David vs. Goliath

If there ever was a match-up that embodied the David- versus-Goliath state of the basketball-shoe market, this is it. Curry faced long odds to reach this stage. He played at Davidson College, a fringe program, and was often deemed too small to excel in the NBA. But Curry has made up for his skinny frame with record-breaking shooting, earning him a most valuable player award this season.

Curry is taking on the Cavaliers’ James, a Nike-sponsored athlete who was anointed “The Chosen One” on the cover of Sports Illustrated in high school. Unlike many players, James lived up to early hype. He’s won two titles and four MVP awards. This is James’ fifth straight trip to the NBA Finals, earning him the nickname “King James.”

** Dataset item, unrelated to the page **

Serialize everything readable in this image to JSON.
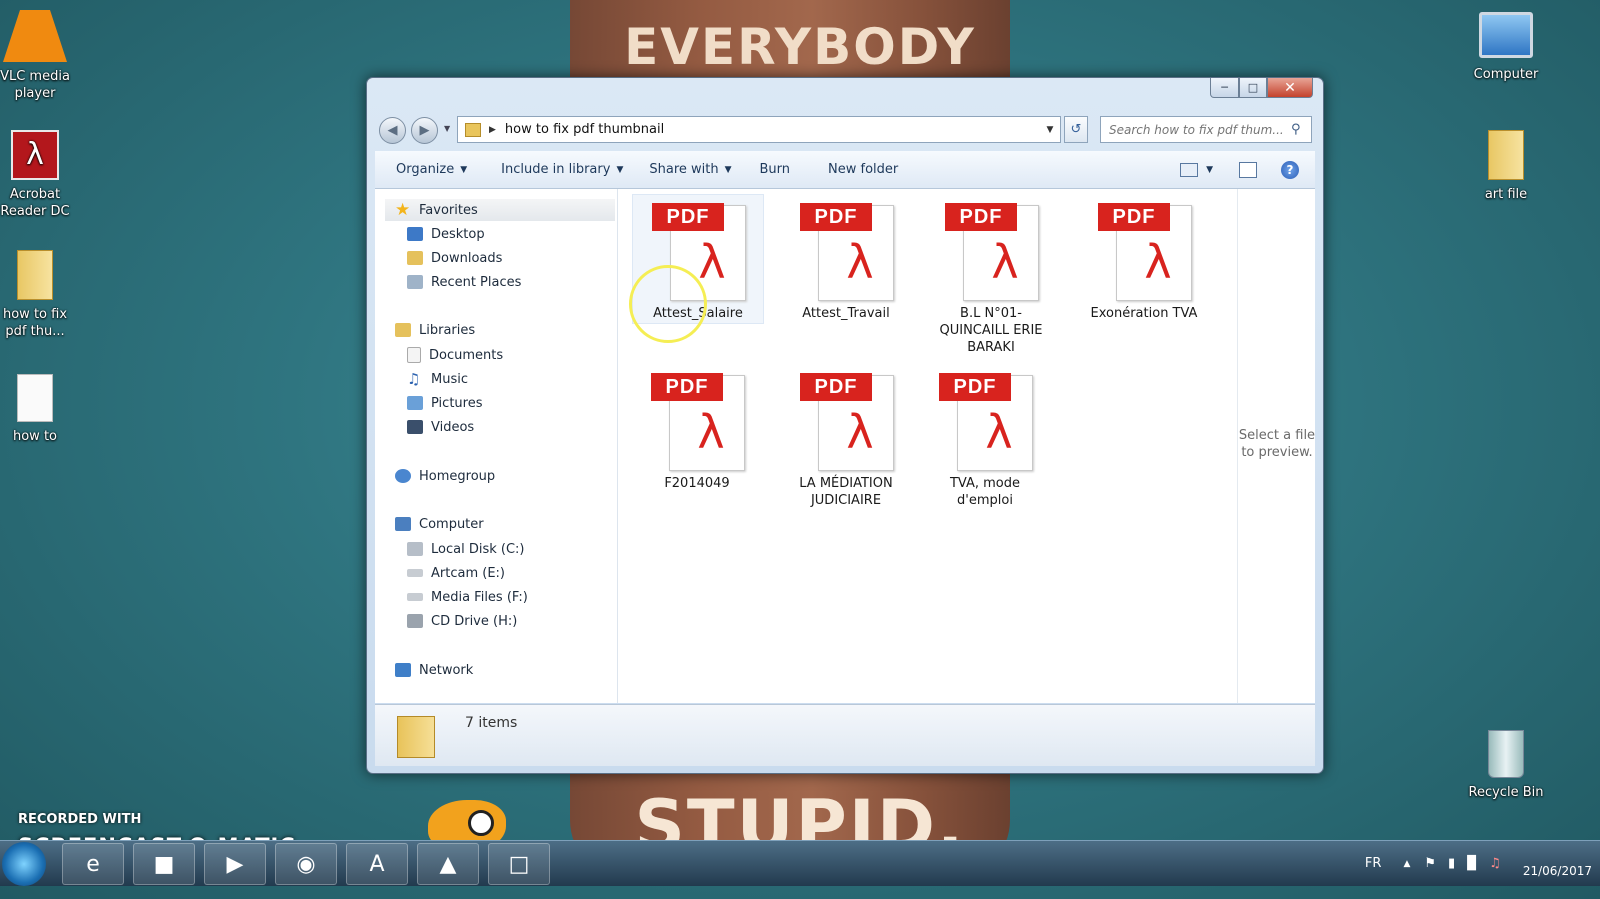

Like Curry, Under Armour is an underdog in its battle with Nike. The Under Armour brand stands for relentlessly overcoming obstacles and becoming winners on the field. The brand essence revolves around being the underdog, being hungry, competing against the best – and winning. Its tagline “I will” captures this passion, intensity and drive.

Kevin Plank, CEO, started Under Armour in his grandmother’s basement, making moisture-wicking shirts. Since going public in 2005, Under Armour shares are up more than 1200%, fueled by Plank’s desire to dethrone Nike as the default king of the athletic apparel industry.

Why superstars are so important

As the success of the Jordan brand indicates, basketball players have more power to sell shoes than any other type of athlete. Curry is probably not Under Armour’s best known athlete. That honour likely goes to New England Patriots Quarterback Tom Brady or even Masters winner Jordan Speith, but football cleats and golf spikes don’t move the way basketball sneakers do.

Teenagers and the other basketball amateurs buying the sneakers want to identify with the player behind the shoe, which is why the player’s popularity is so important, and it’s why an icon like Michael Jordan, who has his own “Jumpman” logo, can continue selling shoes more than a decade into his retirement.

Fortunately for Under Armour, Curry, the Warriors’ baby-faced point guard is one of the more likable players to hit the hardwood in recent years. His jersey was the No. 2 seller in the league (behind James), and he was the top vote-getter for this year’s All-Star game. His Facebook page has over 2.8 million likes.

Curry’s 2-year-old daughter, Riley, also has broadened his appeal. She’s become a star in her own right during the playoffs after appearing on her dad’s lap during post-game press conferences. As of last week, Under Armour’s stock is up 51 percent over the past year.

For Under Armour, toppling Nike is no easy feat, but Curry’s appearance in the NBA Finals will likely help the company build inroads on Nike’s footwear empire.